What needs to be done:
If a line includes "this", copy it out of the entries.

Working data:
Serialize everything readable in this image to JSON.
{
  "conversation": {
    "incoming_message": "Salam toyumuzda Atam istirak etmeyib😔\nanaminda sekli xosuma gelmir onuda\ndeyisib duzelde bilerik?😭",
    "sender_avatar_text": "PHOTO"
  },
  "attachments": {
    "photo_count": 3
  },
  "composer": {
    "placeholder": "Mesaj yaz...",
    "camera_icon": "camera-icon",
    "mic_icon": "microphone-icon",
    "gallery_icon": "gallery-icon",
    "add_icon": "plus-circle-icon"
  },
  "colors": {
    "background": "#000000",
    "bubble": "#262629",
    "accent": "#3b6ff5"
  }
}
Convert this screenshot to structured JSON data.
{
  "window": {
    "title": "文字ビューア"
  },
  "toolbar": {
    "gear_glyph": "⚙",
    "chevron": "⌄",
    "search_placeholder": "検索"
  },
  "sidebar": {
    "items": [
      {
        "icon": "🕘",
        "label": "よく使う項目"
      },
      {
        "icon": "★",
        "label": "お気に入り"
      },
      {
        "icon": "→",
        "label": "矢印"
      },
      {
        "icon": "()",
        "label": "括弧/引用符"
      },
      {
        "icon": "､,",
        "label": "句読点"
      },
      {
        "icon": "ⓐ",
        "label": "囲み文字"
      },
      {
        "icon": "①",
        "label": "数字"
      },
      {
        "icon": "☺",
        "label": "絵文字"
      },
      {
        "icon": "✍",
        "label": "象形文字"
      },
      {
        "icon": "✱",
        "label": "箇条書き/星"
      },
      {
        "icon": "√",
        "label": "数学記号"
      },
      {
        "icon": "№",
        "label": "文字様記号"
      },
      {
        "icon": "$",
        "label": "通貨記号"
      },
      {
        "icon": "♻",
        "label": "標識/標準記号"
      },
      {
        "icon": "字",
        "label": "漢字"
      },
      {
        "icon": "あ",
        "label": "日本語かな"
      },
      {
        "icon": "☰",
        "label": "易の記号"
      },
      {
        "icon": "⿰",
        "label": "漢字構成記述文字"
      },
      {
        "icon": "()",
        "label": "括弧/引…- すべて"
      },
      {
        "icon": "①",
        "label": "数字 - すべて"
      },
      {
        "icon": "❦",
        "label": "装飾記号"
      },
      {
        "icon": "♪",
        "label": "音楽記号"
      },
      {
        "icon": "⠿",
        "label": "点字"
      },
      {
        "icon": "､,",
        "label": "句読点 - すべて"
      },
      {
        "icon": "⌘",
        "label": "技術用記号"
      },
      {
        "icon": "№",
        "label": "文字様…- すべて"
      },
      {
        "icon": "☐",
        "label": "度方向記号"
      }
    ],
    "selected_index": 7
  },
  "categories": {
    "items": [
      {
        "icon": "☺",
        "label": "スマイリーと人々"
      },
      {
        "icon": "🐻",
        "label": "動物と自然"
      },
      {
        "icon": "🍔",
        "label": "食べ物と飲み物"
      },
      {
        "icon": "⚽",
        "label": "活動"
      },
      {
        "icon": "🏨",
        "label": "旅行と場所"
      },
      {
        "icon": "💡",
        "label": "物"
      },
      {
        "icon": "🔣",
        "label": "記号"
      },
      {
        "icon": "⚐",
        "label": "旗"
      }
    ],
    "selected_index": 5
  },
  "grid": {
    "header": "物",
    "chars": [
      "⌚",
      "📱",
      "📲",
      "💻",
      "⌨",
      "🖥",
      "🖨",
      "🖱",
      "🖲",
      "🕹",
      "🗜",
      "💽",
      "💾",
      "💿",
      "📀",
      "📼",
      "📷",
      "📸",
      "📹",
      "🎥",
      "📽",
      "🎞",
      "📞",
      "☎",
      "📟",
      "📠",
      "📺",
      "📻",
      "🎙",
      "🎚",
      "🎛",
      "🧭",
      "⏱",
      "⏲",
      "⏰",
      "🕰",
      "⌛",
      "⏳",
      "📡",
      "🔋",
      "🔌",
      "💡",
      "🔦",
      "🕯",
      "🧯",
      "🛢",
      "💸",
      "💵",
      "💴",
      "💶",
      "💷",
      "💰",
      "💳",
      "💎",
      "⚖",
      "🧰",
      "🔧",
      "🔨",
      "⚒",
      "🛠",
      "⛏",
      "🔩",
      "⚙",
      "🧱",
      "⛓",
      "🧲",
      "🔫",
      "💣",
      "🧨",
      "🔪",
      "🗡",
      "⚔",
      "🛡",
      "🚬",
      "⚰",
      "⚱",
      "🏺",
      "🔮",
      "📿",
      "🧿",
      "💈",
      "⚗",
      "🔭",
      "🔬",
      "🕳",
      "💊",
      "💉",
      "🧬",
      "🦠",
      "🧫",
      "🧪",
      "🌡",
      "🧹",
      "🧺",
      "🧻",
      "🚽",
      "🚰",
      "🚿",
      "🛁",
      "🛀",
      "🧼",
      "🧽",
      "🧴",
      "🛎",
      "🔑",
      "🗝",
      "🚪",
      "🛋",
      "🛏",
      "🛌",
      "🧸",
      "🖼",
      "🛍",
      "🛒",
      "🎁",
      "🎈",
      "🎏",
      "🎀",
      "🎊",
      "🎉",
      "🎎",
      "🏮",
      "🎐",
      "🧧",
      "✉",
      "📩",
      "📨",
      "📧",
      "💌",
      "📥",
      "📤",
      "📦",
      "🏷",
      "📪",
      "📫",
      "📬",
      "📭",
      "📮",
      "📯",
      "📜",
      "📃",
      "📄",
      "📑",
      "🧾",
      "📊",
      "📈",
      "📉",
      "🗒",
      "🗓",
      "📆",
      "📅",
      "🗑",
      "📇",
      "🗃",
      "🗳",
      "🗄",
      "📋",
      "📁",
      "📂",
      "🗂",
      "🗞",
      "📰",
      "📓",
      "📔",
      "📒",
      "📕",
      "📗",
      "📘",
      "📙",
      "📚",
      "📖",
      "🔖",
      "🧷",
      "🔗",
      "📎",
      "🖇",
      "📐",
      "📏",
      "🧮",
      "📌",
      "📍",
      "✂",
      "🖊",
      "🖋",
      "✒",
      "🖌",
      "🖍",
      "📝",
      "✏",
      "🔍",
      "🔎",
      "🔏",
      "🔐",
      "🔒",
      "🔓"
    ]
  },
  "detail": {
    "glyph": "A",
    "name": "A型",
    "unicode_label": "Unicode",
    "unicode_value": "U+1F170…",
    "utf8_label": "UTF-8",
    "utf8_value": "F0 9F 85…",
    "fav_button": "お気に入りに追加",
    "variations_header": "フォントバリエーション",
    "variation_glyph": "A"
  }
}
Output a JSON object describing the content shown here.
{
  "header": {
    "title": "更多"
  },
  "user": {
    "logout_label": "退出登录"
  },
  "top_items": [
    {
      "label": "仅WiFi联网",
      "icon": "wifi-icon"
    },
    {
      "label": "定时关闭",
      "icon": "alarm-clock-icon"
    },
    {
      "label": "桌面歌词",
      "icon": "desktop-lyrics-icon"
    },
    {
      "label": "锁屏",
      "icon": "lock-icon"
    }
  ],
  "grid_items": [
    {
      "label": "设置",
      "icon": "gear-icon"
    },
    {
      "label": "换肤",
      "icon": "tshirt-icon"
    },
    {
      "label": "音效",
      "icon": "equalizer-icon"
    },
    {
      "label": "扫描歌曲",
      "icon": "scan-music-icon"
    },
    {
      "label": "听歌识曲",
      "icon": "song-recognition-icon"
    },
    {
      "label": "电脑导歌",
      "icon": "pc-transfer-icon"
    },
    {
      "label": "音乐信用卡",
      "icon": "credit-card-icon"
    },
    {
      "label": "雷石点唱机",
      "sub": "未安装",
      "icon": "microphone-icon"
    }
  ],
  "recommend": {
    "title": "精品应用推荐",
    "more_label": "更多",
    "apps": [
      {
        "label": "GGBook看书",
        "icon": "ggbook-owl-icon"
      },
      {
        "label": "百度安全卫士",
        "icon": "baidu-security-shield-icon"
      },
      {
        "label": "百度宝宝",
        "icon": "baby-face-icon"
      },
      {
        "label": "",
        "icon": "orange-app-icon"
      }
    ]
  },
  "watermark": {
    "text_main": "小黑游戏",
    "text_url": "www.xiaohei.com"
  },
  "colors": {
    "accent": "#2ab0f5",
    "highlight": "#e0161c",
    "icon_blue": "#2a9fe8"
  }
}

Answer box:
Serialize everything readable in this image to JSON.
Convert this screenshot to structured JSON data.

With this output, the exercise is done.